The Word Defiant! at Blickling
An exciting Trust New Art installation has opened at Blickling Estate, marking a new chapter for the National Trust’s greatest book collection.
The Word Defiant!: 1 May – 28 October 2018
A five-year conservation project at Blickling Estate, one of the nation’s most important historic house libraries has inspired award-winning Theatre Company Les Enfants Terribles to explore the importance of books through contemporary art.
Les Enfants Terribles have used sound, theatrical design and storytelling to examine the importance of books, and prompt debate about the threat posed to them and their place in a changing world.
The Word Defiant! is a series of installations throughout the Jacobean mansion and out to the garden Temple that reveal stories of books that have been banned, burned, redacted, drowned, neglected and superseded, with each linked to the theme of books under threat.
Exploring the importance of books
The inspiration for the installations comes from the books in Blickling’s own library which is currently undergoing a comprehensive five year conservation programme to ensure its survival, after being plagued by damp and death watch beetle for some years.
Situated in Norfolk, home to the UNESCO city of literature, Blickling’s is one of the most significant country house libraries in England, with over 12,500 volumes making up the largest and oldest book collection in the conservation charity’s care.
Revealing stories of books under threat
One of the installations features a cascade of books flowing from the bookcases and across the Long Gallery which houses the library to draw visitors’ attention to this nationally important collection and its on-going need for conservation.
As you weave your way further through the mansion, you will experience more installations that tell the stories of books under threat around the globe.
This includes the story of Libreria Acqua Alta in Venice, the floating library where books are kept in bathtubs and boats to protect them from flooding. In the Chinese Dressing Room, a sound installation featuring maps and A-Zs spilling from a cupboard onto the floor, signify how digital technology has superseded examples of the printed word.
Outside, an abstract decorative scheme in the garden Temple will draw attention to the neglect of old, out of print or archived books. There are also further installations in the house, each telling the story of recent world events that have impacted a book’s survival.
This project is part of Trust New Art, a programme of contemporary arts at Trust places which began in 2009 in partnership with Arts Council England.
A thought provoking experience
John Orna-Ornstein, Director of Curation and Experience for the National Trust, said: “Sharing our heritage is not only about telling the stories of our past but finding ways to inspire people of all ages to see the importance of preserving it for future generations. The Word Defiant! is a bold, creative and really thought-provoking way to bring Blickling’s historic library to life for visitors, while shining a light on the conservation challenges such an important collection presents.”
Artistic Director of Les Enfants Terribles Oliver Lansley said: “Telling a story is at the heart of everything we do as a company and we are excited to open The Word Defiant! in association with Blickling Estate and Trust New Art. The installation pieces immerse visitors in compelling contemporary stories about the place of books in the modern world. We hope they resonate with Blickling's visitors as much as they resonate with Blickling's rich literary tradition and on-going conservation work.”

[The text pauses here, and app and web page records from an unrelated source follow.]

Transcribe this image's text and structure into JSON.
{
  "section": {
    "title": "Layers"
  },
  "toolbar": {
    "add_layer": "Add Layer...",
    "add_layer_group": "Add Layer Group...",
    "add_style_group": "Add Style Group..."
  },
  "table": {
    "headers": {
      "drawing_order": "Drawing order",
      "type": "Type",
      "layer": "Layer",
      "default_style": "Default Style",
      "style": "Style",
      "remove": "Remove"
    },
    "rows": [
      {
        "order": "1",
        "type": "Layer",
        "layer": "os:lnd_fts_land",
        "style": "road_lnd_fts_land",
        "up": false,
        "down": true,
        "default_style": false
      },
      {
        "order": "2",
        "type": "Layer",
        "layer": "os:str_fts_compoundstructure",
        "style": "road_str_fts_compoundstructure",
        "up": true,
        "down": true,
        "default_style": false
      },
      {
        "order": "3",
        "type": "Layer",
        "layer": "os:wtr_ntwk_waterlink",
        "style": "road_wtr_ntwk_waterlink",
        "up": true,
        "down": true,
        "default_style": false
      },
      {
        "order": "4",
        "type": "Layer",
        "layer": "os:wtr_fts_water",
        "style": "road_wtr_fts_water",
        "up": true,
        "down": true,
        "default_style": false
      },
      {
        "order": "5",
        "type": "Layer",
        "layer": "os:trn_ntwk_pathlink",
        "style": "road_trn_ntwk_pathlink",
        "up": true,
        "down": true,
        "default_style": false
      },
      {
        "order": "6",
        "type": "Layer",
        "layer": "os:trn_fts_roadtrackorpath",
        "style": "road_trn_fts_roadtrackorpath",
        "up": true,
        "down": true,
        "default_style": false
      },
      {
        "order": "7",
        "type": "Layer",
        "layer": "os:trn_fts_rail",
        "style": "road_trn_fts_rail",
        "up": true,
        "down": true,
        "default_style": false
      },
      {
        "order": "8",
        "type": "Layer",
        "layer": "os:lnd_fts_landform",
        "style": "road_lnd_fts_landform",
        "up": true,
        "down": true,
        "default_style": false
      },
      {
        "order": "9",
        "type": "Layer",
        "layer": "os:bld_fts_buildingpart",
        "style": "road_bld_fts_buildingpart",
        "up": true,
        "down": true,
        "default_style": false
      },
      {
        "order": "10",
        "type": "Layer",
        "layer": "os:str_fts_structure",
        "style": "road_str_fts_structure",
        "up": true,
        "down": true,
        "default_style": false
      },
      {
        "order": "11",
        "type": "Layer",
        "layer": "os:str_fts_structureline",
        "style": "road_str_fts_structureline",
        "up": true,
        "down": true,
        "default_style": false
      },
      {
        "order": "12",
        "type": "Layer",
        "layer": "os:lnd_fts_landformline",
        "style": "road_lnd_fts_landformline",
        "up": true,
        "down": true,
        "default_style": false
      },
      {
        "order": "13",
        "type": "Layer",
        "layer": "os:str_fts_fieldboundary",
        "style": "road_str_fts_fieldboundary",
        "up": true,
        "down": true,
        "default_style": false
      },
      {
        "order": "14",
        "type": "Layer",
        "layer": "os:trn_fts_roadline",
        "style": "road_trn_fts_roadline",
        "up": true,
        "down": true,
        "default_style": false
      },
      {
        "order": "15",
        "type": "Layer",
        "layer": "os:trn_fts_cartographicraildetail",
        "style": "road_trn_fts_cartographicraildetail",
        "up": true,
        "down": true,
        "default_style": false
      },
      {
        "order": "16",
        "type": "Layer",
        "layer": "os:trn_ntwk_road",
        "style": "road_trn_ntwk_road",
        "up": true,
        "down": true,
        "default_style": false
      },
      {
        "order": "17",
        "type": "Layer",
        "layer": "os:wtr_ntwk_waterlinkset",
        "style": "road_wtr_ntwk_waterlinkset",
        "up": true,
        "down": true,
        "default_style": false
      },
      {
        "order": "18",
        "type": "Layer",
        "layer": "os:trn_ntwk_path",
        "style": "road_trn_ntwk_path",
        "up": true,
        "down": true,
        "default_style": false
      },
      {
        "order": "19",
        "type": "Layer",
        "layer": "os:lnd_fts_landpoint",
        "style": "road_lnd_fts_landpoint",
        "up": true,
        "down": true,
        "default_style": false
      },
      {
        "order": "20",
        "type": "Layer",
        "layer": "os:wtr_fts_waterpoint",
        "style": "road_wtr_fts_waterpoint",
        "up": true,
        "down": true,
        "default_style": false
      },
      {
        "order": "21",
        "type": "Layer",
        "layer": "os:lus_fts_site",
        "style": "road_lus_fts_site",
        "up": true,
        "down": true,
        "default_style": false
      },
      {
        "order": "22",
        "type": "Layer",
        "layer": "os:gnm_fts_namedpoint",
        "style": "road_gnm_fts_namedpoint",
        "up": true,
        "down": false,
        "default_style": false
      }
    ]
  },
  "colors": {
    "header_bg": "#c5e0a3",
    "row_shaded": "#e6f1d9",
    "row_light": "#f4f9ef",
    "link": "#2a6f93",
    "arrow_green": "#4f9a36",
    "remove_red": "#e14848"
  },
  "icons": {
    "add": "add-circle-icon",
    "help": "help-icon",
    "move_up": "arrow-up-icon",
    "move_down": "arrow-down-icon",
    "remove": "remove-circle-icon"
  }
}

One of Blickling’s Volunteer Art Ambassadors, Margaret Goose, said: “Lord Lothian, who donated Blickling to the Trust, hoped that it would be used as ‘a place from which public, or intellectual or artistic endeavours go forth...’. We feel that he would have approved of art being at the heart of what visitors experience today. I’m very excited that we’re shining a light on the library, so we can raise awareness and vital funds for the conservation work needed for both the internationally important books and the fabric of the Long Gallery.”